Write out all the entries below without any change.

(MATERIALS PROVIDED)

□ □ □ □

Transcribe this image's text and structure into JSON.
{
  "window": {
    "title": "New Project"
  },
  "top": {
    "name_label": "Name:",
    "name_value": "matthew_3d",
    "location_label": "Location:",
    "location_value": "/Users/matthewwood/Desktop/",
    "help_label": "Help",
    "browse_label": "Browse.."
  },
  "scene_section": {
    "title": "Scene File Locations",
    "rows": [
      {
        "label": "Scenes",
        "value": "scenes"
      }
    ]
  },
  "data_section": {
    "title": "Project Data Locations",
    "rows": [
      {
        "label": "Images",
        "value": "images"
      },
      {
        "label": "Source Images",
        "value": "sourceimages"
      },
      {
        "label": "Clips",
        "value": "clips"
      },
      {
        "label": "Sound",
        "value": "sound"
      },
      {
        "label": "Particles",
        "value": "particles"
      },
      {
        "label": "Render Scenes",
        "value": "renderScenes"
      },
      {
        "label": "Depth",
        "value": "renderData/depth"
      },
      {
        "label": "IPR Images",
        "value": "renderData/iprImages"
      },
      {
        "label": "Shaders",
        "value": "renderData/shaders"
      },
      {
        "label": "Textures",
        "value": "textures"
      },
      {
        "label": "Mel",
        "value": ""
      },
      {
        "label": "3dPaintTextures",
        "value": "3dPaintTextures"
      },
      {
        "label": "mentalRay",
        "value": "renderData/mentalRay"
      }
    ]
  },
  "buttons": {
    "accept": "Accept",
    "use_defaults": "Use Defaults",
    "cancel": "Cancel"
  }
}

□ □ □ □

(ANSWER BOX)
Transcribe this image's text and structure into JSON.
{
  "window": {
    "title": "New Project"
  },
  "top": {
    "name_label": "Name:",
    "name_value": "matthew_3d",
    "location_label": "Location:",
    "location_value": "/Users/matthewwood/Desktop/",
    "help_label": "Help",
    "browse_label": "Browse.."
  },
  "scene_section": {
    "title": "Scene File Locations",
    "rows": [
      {
        "label": "Scenes",
        "value": "scenes"
      }
    ]
  },
  "data_section": {
    "title": "Project Data Locations",
    "rows": [
      {
        "label": "Images",
        "value": "images"
      },
      {
        "label": "Source Images",
        "value": "sourceimages"
      },
      {
        "label": "Clips",
        "value": "clips"
      },
      {
        "label": "Sound",
        "value": "sound"
      },
      {
        "label": "Particles",
        "value": "particles"
      },
      {
        "label": "Render Scenes",
        "value": "renderScenes"
      },
      {
        "label": "Depth",
        "value": "renderData/depth"
      },
      {
        "label": "IPR Images",
        "value": "renderData/iprImages"
      },
      {
        "label": "Shaders",
        "value": "renderData/shaders"
      },
      {
        "label": "Textures",
        "value": "textures"
      },
      {
        "label": "Mel",
        "value": ""
      },
      {
        "label": "3dPaintTextures",
        "value": "3dPaintTextures"
      },
      {
        "label": "mentalRay",
        "value": "renderData/mentalRay"
      }
    ]
  },
  "buttons": {
    "accept": "Accept",
    "use_defaults": "Use Defaults",
    "cancel": "Cancel"
  }
}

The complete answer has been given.